The second and third shots are the former office spaces (first one was above the North Berkeley Post Office and the second was a space rented in a church off of Solano Avenue) of the therapist I worked with for over a decade who expertly held space for me and guided me through intense growing pains and evolution. She introduced me to: the brilliant practices of Nonviolent Communication and EMDR (Eye-Movement Desensitization and Reprocessing) among many other healing modalities and she continually and gracefully pointed me back to my own inner wisdom and intuition.
The fourth image is the office of a wonderful Gestalt and Jungian-based couple's therapist who I saw with one of my partners. This office is on Valencia Street in San Francisco, above the Scarlet Sage, a lovely herb shop that was hard not to wander into after therapy sessions. Among many other things, she taught us Dan Siegel's concept of the Window of Tolerance, and Stan Tatkin's concept of the couple bubble.
Lake Merritt, Oakland
Having lived a block away from this beautiful gem of Oakland for 11 years (and near it for several more,) I don't think I could calculate how many times I have walked the 3.4 miles around its perimeter or simply sat outside on its shore. An evening walk under its strands of glowing white lights always felt a bit magical. When I first moved to Oakland, I would dorkily wear a big fanny pack to walk around the lake, knowing that I would hardly run into any people there and certainly no one I knew... in recent years, it has become a true community hub (and thankfully, fanny packs came back into style so it all worked out ;) The path around - and the feeling of being near - this small body of water is etched on my insides... it's a little piece of home to me and I suspect this will remain the case for the rest of my days.
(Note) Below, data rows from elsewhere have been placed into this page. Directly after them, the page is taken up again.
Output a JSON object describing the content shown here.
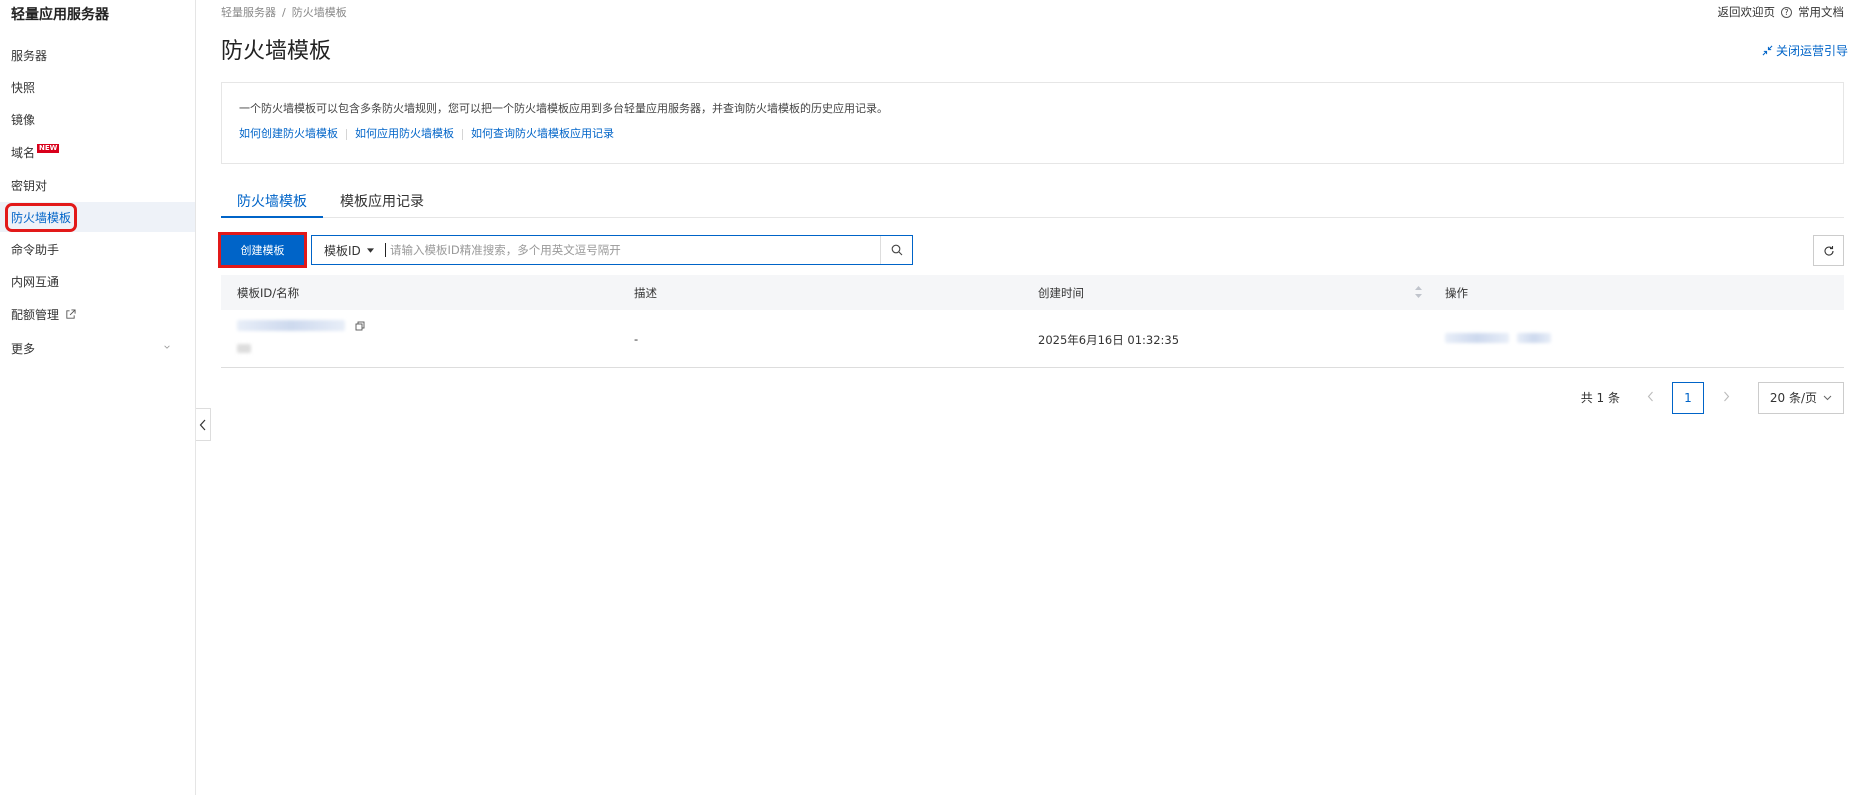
{
  "sidebar": {
    "title": "轻量应用服务器",
    "items": [
      {
        "label": "服务器"
      },
      {
        "label": "快照"
      },
      {
        "label": "镜像"
      },
      {
        "label": "域名",
        "badge": "NEW"
      },
      {
        "label": "密钥对"
      },
      {
        "label": "防火墙模板",
        "active": true
      },
      {
        "label": "命令助手"
      },
      {
        "label": "内网互通"
      },
      {
        "label": "配额管理"
      },
      {
        "label": "更多"
      }
    ]
  },
  "breadcrumb": {
    "root": "轻量服务器",
    "separator": "/",
    "current": "防火墙模板"
  },
  "header": {
    "back_link": "返回欢迎页",
    "docs_link": "常用文档",
    "page_title": "防火墙模板",
    "close_guide": "关闭运营引导"
  },
  "info": {
    "text": "一个防火墙模板可以包含多条防火墙规则，您可以把一个防火墙模板应用到多台轻量应用服务器，并查询防火墙模板的历史应用记录。",
    "links": [
      "如何创建防火墙模板",
      "如何应用防火墙模板",
      "如何查询防火墙模板应用记录"
    ]
  },
  "tabs": [
    {
      "label": "防火墙模板",
      "active": true
    },
    {
      "label": "模板应用记录"
    }
  ],
  "toolbar": {
    "create_label": "创建模板",
    "search_field": "模板ID",
    "search_placeholder": "请输入模板ID精准搜索，多个用英文逗号隔开"
  },
  "table": {
    "columns": [
      "模板ID/名称",
      "描述",
      "创建时间",
      "操作"
    ],
    "rows": [
      {
        "description": "-",
        "created": "2025年6月16日 01:32:35"
      }
    ]
  },
  "pagination": {
    "total": "共 1 条",
    "current_page": "1",
    "page_size": "20 条/页"
  },
  "colors": {
    "accent": "#0064c8",
    "highlight": "#e21919",
    "badge": "#d9001b"
  }
}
I took at least a dozen more photos than what I've included here - photos of other homes I lived in or shared with partners in San Francisco and Oakland, vegan restaurants I frequented such as Herbivore in SF and Berkeley, workplaces throughout the Bay Area, and other walking and hiking spots such as the Alameda shoreline, but the places featured here rose to the top as a priority for me to share. And in this process, I noticed what nourished me most throughout these years: beauty and nature; healing and growth; connection with loved ones; creative expression; being in service to others; continuous education and learning, and spiritual engagement. I'm grateful for the opportunity to have lived some of my most formative and meaningful years in these beautiful spaces and to close out this chapter of my life by reflecting, honoring, and appreciating them.